‘Everybody Has Secrets, Introducing The Post Secret App’

These apps are all wonderful, but there’s one that uses the idea of anonymity to create a truly magical, often emotional, and always fascinating experience: PostSecret. If you’re not familiar with the already popular PostSecret website, it started as a daily blog where users would submit postcards (through the mail) to the site’s founder, Frank Warren, who would post them each day. The archives are still up and running at http://www.postsecret.com/, and there’s a good amount of backstory here: http://cnet.co/f8DJZS.

For those unfamiliar with PostSecret, it’s the project Warren has been doing for several years where he encourages the public to send him anonymous postcards with some sort of personal secret. Over the years, he has collected more than 200,000 of the cards, published four compilations of them, and created a blog community where people can view many of those cards and the secrets they contain.

To illustrate what he meant, and to show the audience how personal the secrets can be, he read a series of the postcards he had brought with him.

One, a picture of a sonogram with a child in it read, “I passed her at the store the other day. I wonder if she knows. I almost had his child. I wonder if I should tell her.”

Another read, “My boyfriend is deaf, and when we have sex, I scream my ex’s name.”

– Daniel Terdiman: PostSecret’s Frank Warren Brings Tears To SWSWi Crowd

CNET, March 10, 2008

In short, it’s one of the most touching, most honest, and genuinely most human things I have ever seen exist on the web. It’s a fantastic example of the web working to bring us together emotionally.

And it’s all anonymous.

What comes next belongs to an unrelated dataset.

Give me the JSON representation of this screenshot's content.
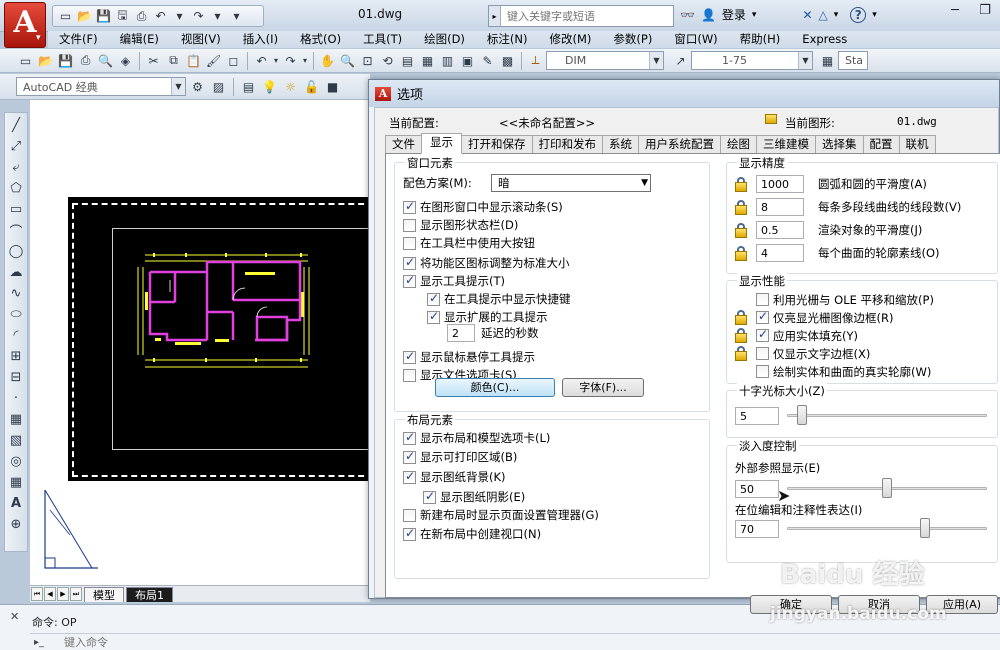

Deliberately so, the idea being that through the anonymous sharing of a deep, troubling secret, somehow the problem dissolves, and it’s a cleansing means of dealing with something you’re going through. The service has traditionally existed as a photo blog, but with their move into the mobile space, now anyone can post their own secrets, and browse those from users nearby. ‘Nearby’, to clarify, does not mean that the secrets are being geo-tagged, it simply records the very vague general area in which the post was created – the service does not record any personal information (unless you wish it to, and then it’s always password-protected on your own device).

Voyeurism aside, it’s an incredibly compelling product, and one that has a truly unique perspective on those words we often use to describe what we do:

There’s definitely a community there, although no-one knows each other.

There’s engagement there although no-one knows what anyone else is looking at.

And perhaps most telling, is the idea that the content often makes a truly meaningful, cathartic, long-lasting connection with the user.

It’s thoughtful, genuine, often funny, and always compelling. In many ways it achieves everything that social media aspires to be, by breaking every single piece of advice you’d have ever received.

So when we’re thinking about the transparency conversation, think about what we really mean by that. Transparency means a lot more than simply handing over data, and there are many strong arguments against opening up completely. Full transparency isn’t something most of us are comfortable with yet in our personal lives, but are being very strongly encouraged to do in our professional lives. My sense is that this is the wrong way around. The more comfortable we are with sharing personal information about ourselves, the more relaxed we’ll be able sharing those particular insights about our working habits. Perhaps online anonymity will allow us to open up on both fronts.

“The funny thing about secrets is… sometimes it’s better when you share them.”